One of the things I love about being abroad is how much I try to live in two places at once. Keeping up with time zones and American football games, elections and annual family gathering photo shoots.
Here is a great photo of me and my siblings on Lunar New Year 2017. I might be hard to spot, but I’m the one on the iPad, in Scotland!
As easy as I make it seem to live in two continents at once, it comes with some of its harder aspects. One is how much information I have access to and need to digest, being in two relatively different social and political spheres. With the advent of my social media being merged into my news source, I actually find myself reading a lot more news than I did in my first year of university. It also helps that I find current events more interesting with everything that has been going on in the world, and I think that just comes with *becoming an adult.*
As a part of the Programme’s mysterious ways, I am able to tailor a lot of what I want to learn into the content I am creating. Though my English classes this semester are not inherently current events based (sorry, Renaissance texts and T.S. Eliot) I still find ways to relate what we read in those classes to what I read in the New York Times. Last semester I took a postcolonial literature and theory class that was amazingly relevant to a lot of things we saw happening in the countries physically around us and oceans away. I’m also working on an independent study where I’m looking at how Brexit affects higher education institutions in the UK, which leads me to click every Brexit related article I see in a 10 mile radius. I am so lucky and grateful to be a part of two completely different, but relevant, conversations about politics, about economies, about where to get the best coffee in (insert small town, here).
A lot of the time when I see news, I can’t help but compare what’s happening here, in Scotland and Europe, to what’s going on in the States.
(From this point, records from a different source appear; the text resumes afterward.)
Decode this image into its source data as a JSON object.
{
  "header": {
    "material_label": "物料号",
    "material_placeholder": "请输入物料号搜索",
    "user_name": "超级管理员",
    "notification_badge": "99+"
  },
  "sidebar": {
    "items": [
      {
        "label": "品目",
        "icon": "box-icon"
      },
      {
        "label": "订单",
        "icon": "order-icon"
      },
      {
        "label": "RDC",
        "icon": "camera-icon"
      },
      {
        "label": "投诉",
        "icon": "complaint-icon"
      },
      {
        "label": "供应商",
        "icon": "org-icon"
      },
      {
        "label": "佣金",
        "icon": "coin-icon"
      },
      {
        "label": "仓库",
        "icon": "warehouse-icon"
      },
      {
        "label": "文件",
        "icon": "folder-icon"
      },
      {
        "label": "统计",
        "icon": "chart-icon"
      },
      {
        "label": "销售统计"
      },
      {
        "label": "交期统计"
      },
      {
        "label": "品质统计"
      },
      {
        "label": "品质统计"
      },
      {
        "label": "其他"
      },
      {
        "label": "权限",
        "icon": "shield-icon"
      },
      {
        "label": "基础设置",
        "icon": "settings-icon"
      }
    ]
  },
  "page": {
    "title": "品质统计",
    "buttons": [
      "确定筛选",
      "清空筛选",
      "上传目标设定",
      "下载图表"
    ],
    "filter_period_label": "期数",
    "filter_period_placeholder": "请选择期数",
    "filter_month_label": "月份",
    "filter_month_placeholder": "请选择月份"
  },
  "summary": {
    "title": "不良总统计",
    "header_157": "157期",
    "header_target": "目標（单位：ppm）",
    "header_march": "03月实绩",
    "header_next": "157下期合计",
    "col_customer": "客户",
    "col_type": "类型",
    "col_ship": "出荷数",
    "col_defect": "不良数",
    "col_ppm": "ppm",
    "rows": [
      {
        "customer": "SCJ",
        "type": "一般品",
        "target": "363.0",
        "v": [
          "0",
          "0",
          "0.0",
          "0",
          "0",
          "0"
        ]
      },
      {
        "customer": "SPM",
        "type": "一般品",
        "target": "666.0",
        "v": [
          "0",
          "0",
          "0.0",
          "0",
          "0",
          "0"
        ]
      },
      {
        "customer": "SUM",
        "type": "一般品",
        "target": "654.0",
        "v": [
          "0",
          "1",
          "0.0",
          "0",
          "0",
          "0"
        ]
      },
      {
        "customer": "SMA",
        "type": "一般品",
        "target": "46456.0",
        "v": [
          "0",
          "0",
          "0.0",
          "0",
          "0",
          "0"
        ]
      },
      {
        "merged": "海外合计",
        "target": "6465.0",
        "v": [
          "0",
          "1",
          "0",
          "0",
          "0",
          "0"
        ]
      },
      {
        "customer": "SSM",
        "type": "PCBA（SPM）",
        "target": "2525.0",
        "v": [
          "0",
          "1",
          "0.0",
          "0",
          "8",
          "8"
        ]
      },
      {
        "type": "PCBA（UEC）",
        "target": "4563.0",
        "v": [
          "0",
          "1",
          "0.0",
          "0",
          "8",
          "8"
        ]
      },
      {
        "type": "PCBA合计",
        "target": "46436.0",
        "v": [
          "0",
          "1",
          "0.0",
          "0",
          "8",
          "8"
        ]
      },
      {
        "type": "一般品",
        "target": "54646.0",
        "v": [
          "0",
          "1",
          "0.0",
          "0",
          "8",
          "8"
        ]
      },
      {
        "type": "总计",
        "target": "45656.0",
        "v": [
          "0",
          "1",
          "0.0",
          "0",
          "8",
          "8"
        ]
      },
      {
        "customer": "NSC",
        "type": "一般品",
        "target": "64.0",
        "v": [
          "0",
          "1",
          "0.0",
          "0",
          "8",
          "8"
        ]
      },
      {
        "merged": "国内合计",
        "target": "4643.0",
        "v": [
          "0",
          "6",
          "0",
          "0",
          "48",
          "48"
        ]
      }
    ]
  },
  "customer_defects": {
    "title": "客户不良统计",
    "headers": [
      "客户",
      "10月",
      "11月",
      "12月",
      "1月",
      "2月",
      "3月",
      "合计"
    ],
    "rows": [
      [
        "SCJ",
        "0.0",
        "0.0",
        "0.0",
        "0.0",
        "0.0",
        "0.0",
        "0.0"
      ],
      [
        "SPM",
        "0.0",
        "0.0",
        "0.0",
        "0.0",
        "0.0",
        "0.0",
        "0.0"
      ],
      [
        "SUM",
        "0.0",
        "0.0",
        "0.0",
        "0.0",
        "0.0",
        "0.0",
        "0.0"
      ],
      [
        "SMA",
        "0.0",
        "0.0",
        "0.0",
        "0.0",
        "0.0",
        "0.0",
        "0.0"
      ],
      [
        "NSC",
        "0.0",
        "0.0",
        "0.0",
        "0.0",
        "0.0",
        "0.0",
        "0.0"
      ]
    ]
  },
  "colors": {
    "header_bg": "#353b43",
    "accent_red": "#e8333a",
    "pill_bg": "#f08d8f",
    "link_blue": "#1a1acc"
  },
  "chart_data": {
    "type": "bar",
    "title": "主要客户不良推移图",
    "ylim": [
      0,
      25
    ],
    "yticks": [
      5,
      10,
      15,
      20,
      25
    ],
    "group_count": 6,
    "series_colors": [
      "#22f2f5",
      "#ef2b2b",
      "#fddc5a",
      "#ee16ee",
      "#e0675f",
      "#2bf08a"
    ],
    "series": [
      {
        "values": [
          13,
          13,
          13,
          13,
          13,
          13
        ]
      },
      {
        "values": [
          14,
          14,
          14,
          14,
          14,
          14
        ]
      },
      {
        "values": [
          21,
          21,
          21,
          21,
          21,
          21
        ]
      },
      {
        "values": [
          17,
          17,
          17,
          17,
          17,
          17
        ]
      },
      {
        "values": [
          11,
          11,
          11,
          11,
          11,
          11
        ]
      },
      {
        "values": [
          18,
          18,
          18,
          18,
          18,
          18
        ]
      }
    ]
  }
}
One thing that helped me, and still does help me, to transition and adjust to each school is remembering that differences make us greater, and there is no competition. There is no reason to compare every detail of every part of each place to each other; each is unique and that’s why this Programme thrives. Differences create strength, and strength drives progress.
So I’m glad I’m basically Hermione Granger in the third Harry Potter book, constantly spinning a time-turner to be in two places at once. It has its perks, and its harder parts, but as far as I can tell, I enjoy the challenge.